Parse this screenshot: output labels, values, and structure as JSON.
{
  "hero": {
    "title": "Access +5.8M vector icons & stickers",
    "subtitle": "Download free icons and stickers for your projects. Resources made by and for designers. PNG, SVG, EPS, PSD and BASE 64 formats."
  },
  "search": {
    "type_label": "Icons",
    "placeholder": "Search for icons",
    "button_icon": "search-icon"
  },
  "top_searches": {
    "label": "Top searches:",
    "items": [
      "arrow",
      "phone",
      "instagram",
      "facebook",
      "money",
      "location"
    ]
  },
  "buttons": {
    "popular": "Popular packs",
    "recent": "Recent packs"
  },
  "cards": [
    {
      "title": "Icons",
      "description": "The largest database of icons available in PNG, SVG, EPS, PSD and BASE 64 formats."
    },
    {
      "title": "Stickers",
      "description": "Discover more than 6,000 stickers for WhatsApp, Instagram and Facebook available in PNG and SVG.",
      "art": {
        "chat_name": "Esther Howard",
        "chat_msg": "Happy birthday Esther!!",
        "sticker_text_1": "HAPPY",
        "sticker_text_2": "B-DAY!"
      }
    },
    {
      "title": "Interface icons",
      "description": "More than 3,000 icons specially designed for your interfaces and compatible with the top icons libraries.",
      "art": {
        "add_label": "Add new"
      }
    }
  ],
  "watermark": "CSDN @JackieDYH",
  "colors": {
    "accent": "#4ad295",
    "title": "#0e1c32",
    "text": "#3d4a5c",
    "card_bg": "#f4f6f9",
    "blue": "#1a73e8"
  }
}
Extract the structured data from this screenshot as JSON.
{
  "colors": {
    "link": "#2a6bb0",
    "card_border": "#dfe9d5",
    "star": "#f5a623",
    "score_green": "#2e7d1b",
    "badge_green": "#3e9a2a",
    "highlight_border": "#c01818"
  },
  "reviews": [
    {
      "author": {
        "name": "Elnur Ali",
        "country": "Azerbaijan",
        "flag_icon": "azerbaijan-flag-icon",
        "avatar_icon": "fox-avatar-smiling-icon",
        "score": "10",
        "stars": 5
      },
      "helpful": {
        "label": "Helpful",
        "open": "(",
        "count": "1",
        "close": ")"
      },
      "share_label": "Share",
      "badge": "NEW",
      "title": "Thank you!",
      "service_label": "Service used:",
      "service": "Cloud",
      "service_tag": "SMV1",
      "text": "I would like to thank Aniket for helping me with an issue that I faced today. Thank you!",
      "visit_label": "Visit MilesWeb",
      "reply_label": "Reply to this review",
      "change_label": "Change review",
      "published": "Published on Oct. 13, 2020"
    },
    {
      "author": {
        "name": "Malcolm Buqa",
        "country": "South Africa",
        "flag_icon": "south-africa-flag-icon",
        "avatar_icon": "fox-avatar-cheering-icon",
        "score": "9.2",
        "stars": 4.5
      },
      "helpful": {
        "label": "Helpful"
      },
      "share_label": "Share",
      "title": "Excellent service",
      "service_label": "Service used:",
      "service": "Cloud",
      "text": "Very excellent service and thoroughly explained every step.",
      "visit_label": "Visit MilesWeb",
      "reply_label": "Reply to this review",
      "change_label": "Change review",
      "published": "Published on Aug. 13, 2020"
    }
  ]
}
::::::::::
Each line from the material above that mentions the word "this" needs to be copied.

= Written solution =
Parse this screenshot: output labels, values, and structure as JSON.
Extract the structured data from this screenshot as JSON.
      "reply_label": "Reply to this review",
      "reply_label": "Reply to this review",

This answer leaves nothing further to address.